protein. I recommend using whole wheat pasta to boost your fibre and nutrients. You can always substitute the pasta for penne or rigatoni. The red bell pepper pesto is a real change from regular basil pesto. You can multiply the recipe and freeze for later use. This is a very versatile dish that can use other proteins such as beef, seafood or tofu. Toast the pine nuts by placing in a hot skillet over mediumhigh heat and cooking for two minutes or until lightly
Ingredients • 8 oz boneless skinless chicken breast Pesto • 1 large red bell pepper, roasted, cut into quarters ** • 1 garlic clove • 1⁄3 cup toasted pine nuts • 1⁄3 cup chopped sundried tomatoes • 1/2 cup fresh basil • 1/4 cup fresh mint • 1/3 cup grated Parmesan cheese • 1/4 cup (60 mL) olive oil • 1/4 cup (60 mL) low-sodium chicken stock • Pinch of salt and pepper
cooking time 20 minutes
Pasta • 8 oz bow tie whole wheat pasta • 1/2 cup chopped basil • 1/2 cup sliced red bell peppers
This recipe serves four. Mike McColl, from The Best of Rose Reisman (Whitecap Books)
browned. You can make up a batch and freeze for later use. Pine nuts have one of the highest amounts of protein of any nuts as well as a notable amount of fibre. Directions 1. Grill or sauté the chicken breast just until cooked or temperature reaches 165 F,
about 4 minutes per side. Let cool, then slice thinly. 2. To make the pesto: Place the peppers, garlic, half the pine nuts, sundried tomatoes, basil, mint, half the Parmesan, oil, stock and salt and pepper in a food processor and purée until smooth. If it is too thick,
add some more stock. 3. Meanwhile cook pasta just until al dente about 8 minutes. 4. Add the chicken and pesto to the pasta and garnish with the remaining pine nuts and Parmesan cheese, basil and bell pepper.
** To roast a red pepper, cut into quarters, remove the seeds and bake at 425 F for about 20 minutes, turning halfway.
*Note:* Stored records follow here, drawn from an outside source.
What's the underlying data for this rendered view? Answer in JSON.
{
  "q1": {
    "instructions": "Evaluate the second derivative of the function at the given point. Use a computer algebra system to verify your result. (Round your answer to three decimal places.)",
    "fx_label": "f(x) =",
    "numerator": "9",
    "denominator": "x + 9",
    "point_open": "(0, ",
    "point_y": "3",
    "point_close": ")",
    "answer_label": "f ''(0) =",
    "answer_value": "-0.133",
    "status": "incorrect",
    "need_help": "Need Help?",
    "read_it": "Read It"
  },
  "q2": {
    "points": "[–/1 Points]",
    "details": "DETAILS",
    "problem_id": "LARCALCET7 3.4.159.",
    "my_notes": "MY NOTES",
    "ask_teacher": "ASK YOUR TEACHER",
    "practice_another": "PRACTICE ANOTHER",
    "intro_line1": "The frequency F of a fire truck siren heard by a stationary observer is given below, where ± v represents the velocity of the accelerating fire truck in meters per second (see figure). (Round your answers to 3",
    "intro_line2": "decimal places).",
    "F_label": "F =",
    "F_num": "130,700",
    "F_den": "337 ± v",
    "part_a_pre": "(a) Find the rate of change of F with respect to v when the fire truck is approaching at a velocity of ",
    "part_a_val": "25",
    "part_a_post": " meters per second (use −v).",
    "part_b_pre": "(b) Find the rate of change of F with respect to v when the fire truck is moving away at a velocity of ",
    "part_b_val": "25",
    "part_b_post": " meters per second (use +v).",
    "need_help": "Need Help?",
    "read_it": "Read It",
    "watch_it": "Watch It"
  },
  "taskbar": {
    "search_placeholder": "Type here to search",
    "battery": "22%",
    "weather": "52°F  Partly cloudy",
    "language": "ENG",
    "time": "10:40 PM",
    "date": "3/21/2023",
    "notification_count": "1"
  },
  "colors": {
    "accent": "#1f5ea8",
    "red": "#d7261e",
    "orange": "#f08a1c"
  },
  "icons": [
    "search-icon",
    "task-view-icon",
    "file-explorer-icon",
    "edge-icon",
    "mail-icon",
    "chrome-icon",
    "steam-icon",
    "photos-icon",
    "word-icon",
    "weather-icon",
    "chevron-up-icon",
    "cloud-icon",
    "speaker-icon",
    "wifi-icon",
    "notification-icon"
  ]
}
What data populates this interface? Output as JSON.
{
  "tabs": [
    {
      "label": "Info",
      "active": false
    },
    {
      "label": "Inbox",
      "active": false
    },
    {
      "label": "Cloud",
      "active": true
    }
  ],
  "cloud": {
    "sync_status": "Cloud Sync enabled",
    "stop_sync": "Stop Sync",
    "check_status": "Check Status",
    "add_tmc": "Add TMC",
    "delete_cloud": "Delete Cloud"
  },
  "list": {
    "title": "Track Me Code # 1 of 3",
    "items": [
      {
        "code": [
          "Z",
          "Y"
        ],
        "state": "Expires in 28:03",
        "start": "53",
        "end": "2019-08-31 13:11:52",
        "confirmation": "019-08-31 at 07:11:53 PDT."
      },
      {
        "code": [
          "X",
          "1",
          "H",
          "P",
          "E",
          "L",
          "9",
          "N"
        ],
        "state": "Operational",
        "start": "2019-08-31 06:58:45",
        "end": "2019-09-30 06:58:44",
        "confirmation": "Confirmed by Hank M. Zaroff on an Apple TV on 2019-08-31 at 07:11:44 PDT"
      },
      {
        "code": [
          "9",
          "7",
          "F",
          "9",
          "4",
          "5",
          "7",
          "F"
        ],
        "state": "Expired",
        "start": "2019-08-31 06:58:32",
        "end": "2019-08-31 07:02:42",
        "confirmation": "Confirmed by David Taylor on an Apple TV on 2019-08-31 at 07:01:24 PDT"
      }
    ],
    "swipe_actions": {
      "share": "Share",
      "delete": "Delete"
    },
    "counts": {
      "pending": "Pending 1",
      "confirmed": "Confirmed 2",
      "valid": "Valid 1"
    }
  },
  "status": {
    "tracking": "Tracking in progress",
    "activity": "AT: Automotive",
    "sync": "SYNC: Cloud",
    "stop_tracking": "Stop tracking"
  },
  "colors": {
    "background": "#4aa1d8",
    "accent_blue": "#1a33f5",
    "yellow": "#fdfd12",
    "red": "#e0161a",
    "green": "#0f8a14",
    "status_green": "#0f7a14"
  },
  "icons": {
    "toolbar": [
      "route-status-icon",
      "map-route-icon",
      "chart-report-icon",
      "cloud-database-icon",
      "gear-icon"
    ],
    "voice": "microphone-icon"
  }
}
Remove the skin and slice. You can also buy roasted bell peppers in the supermarket packed in water. The Best of Rose Reisman (Whitecap Books) by Rose Reisman